**AIM OF THE TASK:** Omit every picture. Return all other data as it stands.

**SOURCE DATA:**
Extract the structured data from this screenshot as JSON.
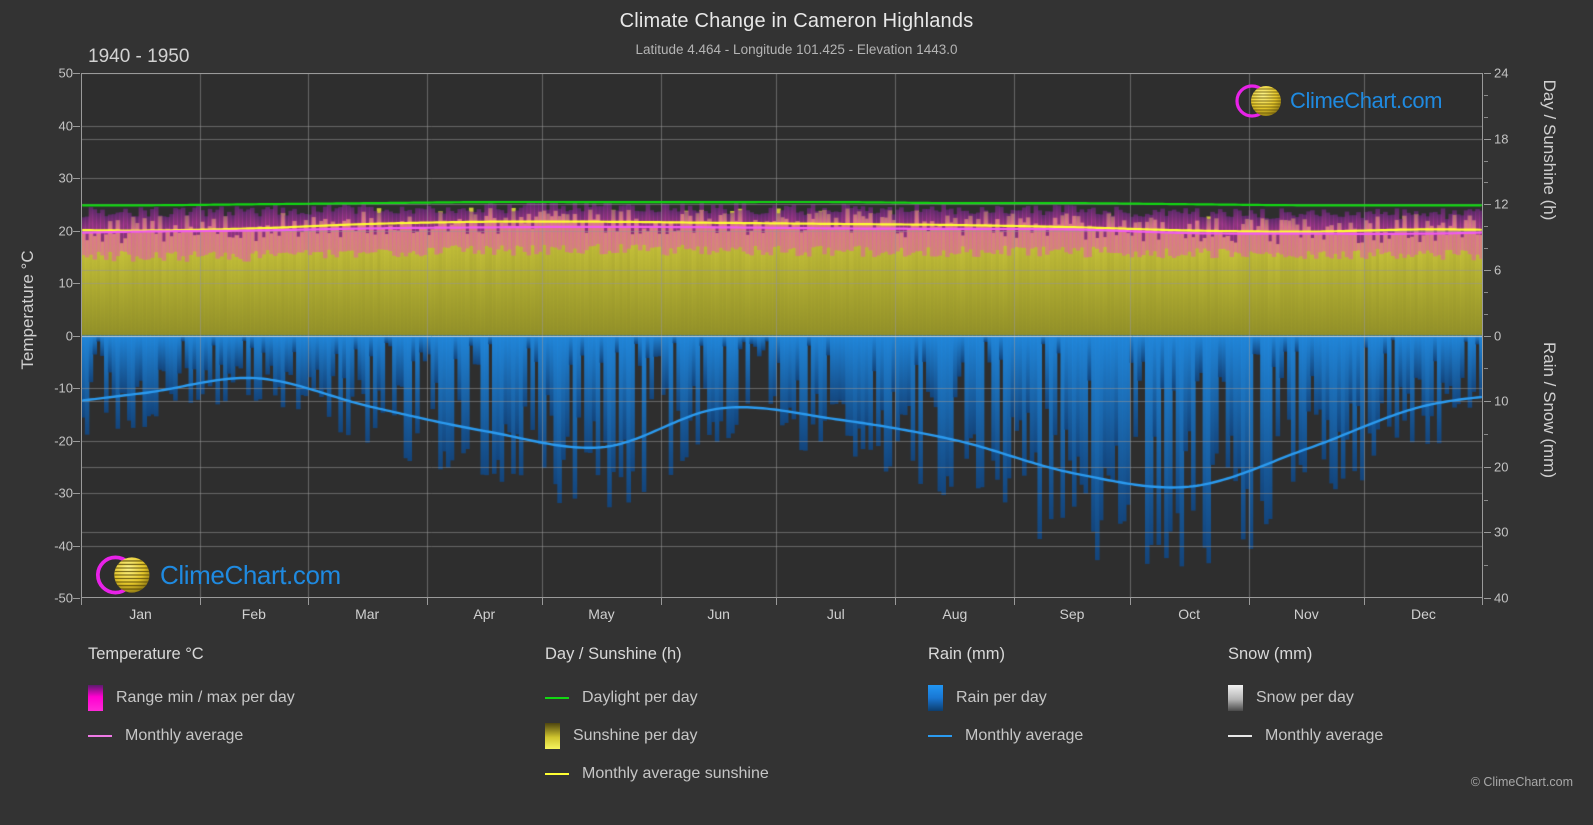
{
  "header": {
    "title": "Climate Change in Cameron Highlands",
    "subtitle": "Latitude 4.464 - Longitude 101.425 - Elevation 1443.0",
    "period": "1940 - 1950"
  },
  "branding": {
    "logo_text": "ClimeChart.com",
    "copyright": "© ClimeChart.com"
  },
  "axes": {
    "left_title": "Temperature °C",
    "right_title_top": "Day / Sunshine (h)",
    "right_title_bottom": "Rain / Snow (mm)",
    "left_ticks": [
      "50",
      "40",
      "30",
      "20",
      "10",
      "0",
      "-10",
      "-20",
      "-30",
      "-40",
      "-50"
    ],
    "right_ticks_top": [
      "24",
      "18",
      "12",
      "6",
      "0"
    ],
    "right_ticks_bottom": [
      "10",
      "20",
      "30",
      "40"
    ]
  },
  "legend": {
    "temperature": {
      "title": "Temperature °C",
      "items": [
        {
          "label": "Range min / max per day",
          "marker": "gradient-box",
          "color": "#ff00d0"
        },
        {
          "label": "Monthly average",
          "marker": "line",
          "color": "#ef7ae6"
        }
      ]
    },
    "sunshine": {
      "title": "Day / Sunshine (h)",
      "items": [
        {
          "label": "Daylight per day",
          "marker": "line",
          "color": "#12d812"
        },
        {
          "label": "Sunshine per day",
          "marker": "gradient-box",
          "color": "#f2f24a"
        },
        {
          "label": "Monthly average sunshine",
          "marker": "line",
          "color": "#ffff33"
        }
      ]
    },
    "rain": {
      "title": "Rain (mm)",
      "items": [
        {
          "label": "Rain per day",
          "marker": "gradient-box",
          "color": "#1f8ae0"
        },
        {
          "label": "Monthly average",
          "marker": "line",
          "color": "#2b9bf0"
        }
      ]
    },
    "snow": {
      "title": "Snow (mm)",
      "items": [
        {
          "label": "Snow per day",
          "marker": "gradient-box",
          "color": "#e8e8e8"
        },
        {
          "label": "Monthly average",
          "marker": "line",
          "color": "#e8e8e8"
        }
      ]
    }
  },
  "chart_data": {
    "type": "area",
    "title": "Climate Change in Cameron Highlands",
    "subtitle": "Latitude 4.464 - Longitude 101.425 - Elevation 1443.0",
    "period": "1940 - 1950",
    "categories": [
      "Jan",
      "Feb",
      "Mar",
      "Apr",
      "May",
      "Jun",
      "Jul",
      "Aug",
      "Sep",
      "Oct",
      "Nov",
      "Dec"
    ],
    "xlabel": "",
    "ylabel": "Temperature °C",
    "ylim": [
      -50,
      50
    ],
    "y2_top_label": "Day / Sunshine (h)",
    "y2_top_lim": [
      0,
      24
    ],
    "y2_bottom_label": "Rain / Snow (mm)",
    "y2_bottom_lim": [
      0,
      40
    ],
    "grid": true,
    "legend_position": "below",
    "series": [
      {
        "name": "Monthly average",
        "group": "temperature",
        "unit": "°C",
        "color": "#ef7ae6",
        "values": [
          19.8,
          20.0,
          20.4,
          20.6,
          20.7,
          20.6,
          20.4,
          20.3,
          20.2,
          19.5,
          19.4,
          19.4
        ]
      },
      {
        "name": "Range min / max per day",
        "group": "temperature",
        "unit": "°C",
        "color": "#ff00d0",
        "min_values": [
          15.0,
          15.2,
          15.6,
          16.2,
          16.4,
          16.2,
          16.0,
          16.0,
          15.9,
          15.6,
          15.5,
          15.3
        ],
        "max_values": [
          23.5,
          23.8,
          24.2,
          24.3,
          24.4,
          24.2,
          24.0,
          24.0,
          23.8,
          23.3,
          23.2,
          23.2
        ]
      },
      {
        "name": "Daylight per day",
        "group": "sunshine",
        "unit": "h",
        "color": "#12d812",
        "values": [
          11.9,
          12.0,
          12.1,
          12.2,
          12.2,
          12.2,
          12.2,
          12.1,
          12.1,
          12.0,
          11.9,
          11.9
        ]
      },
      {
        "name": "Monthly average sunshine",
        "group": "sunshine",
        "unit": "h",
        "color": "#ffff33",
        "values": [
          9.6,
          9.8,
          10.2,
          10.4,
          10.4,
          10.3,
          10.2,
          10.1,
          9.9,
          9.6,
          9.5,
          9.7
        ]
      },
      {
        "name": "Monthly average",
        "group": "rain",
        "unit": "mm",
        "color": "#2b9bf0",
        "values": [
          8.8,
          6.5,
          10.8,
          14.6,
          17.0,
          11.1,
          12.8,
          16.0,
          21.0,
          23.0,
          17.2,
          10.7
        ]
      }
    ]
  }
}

**OUTPUT OF THE TASK:**
Extract the structured data from this screenshot as JSON.
{
  "header": {
    "title": "Climate Change in Cameron Highlands",
    "subtitle": "Latitude 4.464 - Longitude 101.425 - Elevation 1443.0",
    "period": "1940 - 1950"
  },
  "branding": {
    "logo_text": "ClimeChart.com",
    "copyright": "© ClimeChart.com"
  },
  "axes": {
    "left_title": "Temperature °C",
    "right_title_top": "Day / Sunshine (h)",
    "right_title_bottom": "Rain / Snow (mm)",
    "left_ticks": [
      "50",
      "40",
      "30",
      "20",
      "10",
      "0",
      "-10",
      "-20",
      "-30",
      "-40",
      "-50"
    ],
    "right_ticks_top": [
      "24",
      "18",
      "12",
      "6",
      "0"
    ],
    "right_ticks_bottom": [
      "10",
      "20",
      "30",
      "40"
    ]
  },
  "legend": {
    "temperature": {
      "title": "Temperature °C",
      "items": [
        {
          "label": "Range min / max per day",
          "marker": "gradient-box",
          "color": "#ff00d0"
        },
        {
          "label": "Monthly average",
          "marker": "line",
          "color": "#ef7ae6"
        }
      ]
    },
    "sunshine": {
      "title": "Day / Sunshine (h)",
      "items": [
        {
          "label": "Daylight per day",
          "marker": "line",
          "color": "#12d812"
        },
        {
          "label": "Sunshine per day",
          "marker": "gradient-box",
          "color": "#f2f24a"
        },
        {
          "label": "Monthly average sunshine",
          "marker": "line",
          "color": "#ffff33"
        }
      ]
    },
    "rain": {
      "title": "Rain (mm)",
      "items": [
        {
          "label": "Rain per day",
          "marker": "gradient-box",
          "color": "#1f8ae0"
        },
        {
          "label": "Monthly average",
          "marker": "line",
          "color": "#2b9bf0"
        }
      ]
    },
    "snow": {
      "title": "Snow (mm)",
      "items": [
        {
          "label": "Snow per day",
          "marker": "gradient-box",
          "color": "#e8e8e8"
        },
        {
          "label": "Monthly average",
          "marker": "line",
          "color": "#e8e8e8"
        }
      ]
    }
  },
  "chart_data": {
    "type": "area",
    "title": "Climate Change in Cameron Highlands",
    "subtitle": "Latitude 4.464 - Longitude 101.425 - Elevation 1443.0",
    "period": "1940 - 1950",
    "categories": [
      "Jan",
      "Feb",
      "Mar",
      "Apr",
      "May",
      "Jun",
      "Jul",
      "Aug",
      "Sep",
      "Oct",
      "Nov",
      "Dec"
    ],
    "xlabel": "",
    "ylabel": "Temperature °C",
    "ylim": [
      -50,
      50
    ],
    "y2_top_label": "Day / Sunshine (h)",
    "y2_top_lim": [
      0,
      24
    ],
    "y2_bottom_label": "Rain / Snow (mm)",
    "y2_bottom_lim": [
      0,
      40
    ],
    "grid": true,
    "legend_position": "below",
    "series": [
      {
        "name": "Monthly average",
        "group": "temperature",
        "unit": "°C",
        "color": "#ef7ae6",
        "values": [
          19.8,
          20.0,
          20.4,
          20.6,
          20.7,
          20.6,
          20.4,
          20.3,
          20.2,
          19.5,
          19.4,
          19.4
        ]
      },
      {
        "name": "Range min / max per day",
        "group": "temperature",
        "unit": "°C",
        "color": "#ff00d0",
        "min_values": [
          15.0,
          15.2,
          15.6,
          16.2,
          16.4,
          16.2,
          16.0,
          16.0,
          15.9,
          15.6,
          15.5,
          15.3
        ],
        "max_values": [
          23.5,
          23.8,
          24.2,
          24.3,
          24.4,
          24.2,
          24.0,
          24.0,
          23.8,
          23.3,
          23.2,
          23.2
        ]
      },
      {
        "name": "Daylight per day",
        "group": "sunshine",
        "unit": "h",
        "color": "#12d812",
        "values": [
          11.9,
          12.0,
          12.1,
          12.2,
          12.2,
          12.2,
          12.2,
          12.1,
          12.1,
          12.0,
          11.9,
          11.9
        ]
      },
      {
        "name": "Monthly average sunshine",
        "group": "sunshine",
        "unit": "h",
        "color": "#ffff33",
        "values": [
          9.6,
          9.8,
          10.2,
          10.4,
          10.4,
          10.3,
          10.2,
          10.1,
          9.9,
          9.6,
          9.5,
          9.7
        ]
      },
      {
        "name": "Monthly average",
        "group": "rain",
        "unit": "mm",
        "color": "#2b9bf0",
        "values": [
          8.8,
          6.5,
          10.8,
          14.6,
          17.0,
          11.1,
          12.8,
          16.0,
          21.0,
          23.0,
          17.2,
          10.7
        ]
      }
    ]
  }
}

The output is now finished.